Filming permit, required in most jurisdictions for filming motion pictures and television
Home Return Permit, Mainland (China) Travel Permit for Hong Kong and Macao Residents
One-way Permit, document issued by the PRC allowing residents of mainland China to leave the mainland for Hong Kong
Thresher/Permit class submarine, a class of nuclear-powered fast attack submarines in service with the United States Navy
USS Permit (SS-178), a Porpoise-class submarine of the United States Navy
USS Permit (SSN-594), the lead ship of her class of submarine of the United States Navy
Permit (film), a 1979 Pakistani Punjabi filmTouring and Automobile Club of Turkey
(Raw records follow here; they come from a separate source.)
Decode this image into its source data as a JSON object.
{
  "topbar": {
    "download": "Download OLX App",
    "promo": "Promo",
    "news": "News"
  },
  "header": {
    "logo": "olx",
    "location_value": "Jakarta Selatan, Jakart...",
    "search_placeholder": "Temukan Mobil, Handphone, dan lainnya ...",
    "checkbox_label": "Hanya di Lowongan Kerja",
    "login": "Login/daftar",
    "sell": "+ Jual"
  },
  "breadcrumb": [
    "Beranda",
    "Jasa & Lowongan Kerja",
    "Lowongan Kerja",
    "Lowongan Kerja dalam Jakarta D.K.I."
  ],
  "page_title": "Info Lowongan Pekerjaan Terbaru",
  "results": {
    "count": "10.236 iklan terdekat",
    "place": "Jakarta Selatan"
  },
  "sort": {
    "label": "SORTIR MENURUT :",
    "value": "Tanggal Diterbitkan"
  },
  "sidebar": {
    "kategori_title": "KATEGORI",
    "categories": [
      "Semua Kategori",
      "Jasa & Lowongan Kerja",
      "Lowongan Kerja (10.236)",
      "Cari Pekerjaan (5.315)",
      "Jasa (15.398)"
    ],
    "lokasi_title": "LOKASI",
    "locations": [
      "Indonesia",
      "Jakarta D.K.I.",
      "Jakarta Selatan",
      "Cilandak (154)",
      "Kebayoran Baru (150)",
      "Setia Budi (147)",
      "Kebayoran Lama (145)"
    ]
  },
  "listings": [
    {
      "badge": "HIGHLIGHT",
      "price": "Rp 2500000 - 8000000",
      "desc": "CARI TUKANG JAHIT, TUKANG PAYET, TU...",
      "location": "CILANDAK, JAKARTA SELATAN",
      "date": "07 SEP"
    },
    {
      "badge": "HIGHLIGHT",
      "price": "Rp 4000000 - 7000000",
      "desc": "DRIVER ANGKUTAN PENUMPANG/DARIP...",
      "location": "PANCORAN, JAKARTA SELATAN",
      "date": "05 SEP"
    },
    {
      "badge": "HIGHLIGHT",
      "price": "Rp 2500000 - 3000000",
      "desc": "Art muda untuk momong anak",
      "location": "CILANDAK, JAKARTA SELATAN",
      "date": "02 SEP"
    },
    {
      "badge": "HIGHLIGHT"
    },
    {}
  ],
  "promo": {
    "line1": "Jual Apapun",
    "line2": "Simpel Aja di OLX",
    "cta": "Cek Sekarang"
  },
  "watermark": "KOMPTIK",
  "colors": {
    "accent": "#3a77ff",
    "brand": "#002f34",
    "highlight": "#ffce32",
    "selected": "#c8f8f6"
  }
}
The Touring and Automobile Club of Turkey (Turkish: Türkiye Turing ve Otomobil Kurumu) (TTOK), also known as Turkish Automobile Association, is an amateur and international organization dedicated to tourism and the automobile sector. It was founded in 1923 at the behest of Mustafa Kemal Atatürk by a group of intellectuals led by Reşit Saffet Atabinen, a diplomat at the time and a historian. The club is a member of Fédération Internationale de l'Automobile (FIA) and Alliance Internationale de Tourisme (AIT).Traffic stop
A traffic stop, commonly called being pulled over, is a temporary detention of a driver of a vehicle by police to investigate a possible crime or minor violation of law.Traffic violations reciprocity
Under traffic violations reciprocity agreements, non-resident drivers are treated like residents when they are stopped for a traffic offense that occurs in another jurisdiction. They also ensure that punishments such as penalty points on one's license and the ensuing increase in insurance premiums follow the driver home. The general principle of such interstate, interprovincial, and/or international compacts is to guarantee the rule "one license, one record."Transport in Jersey
This article details the variety of means of transport in Jersey, Channel Islands.Transportation in Florida
Transportation in Florida includes a variety of options, including Interstate Highways, United States and Florida State Roads, Amtrak and commuter rail services, airports, public transportation, and ports, in a number of the state's counties and regions.Truck classification
Truck classifications are typically based upon the maximum loaded weight of the truck, typically using the gross vehicle weight rating (GVWR) and sometimes also the gross trailer weight rating (GTWR), and can vary among jurisdictions.Vienna Convention on Road Traffic
The Convention on Road Traffic, commonly known as the Vienna Convention on Road Traffic, is an international treaty designed to facilitate international road traffic and to increase road safety by establishing standard traffic rules among the contracting parties. The convention was agreed upon at the United Nations Economic and Social Council's Conference on Road Traffic (7 October – 8 November 1968) and concluded in Vienna on 8 November 1968. It came into force on 21 May 1977. The convention has been ratified by 78 countries, but those who have not ratified the convention may still be parties to the 1949 Convention on Road Traffic. This conference also produced the Convention on Road Signs and Signals.
|Rules of the road|
|Road user guides|
|Traffic violations reciprocity|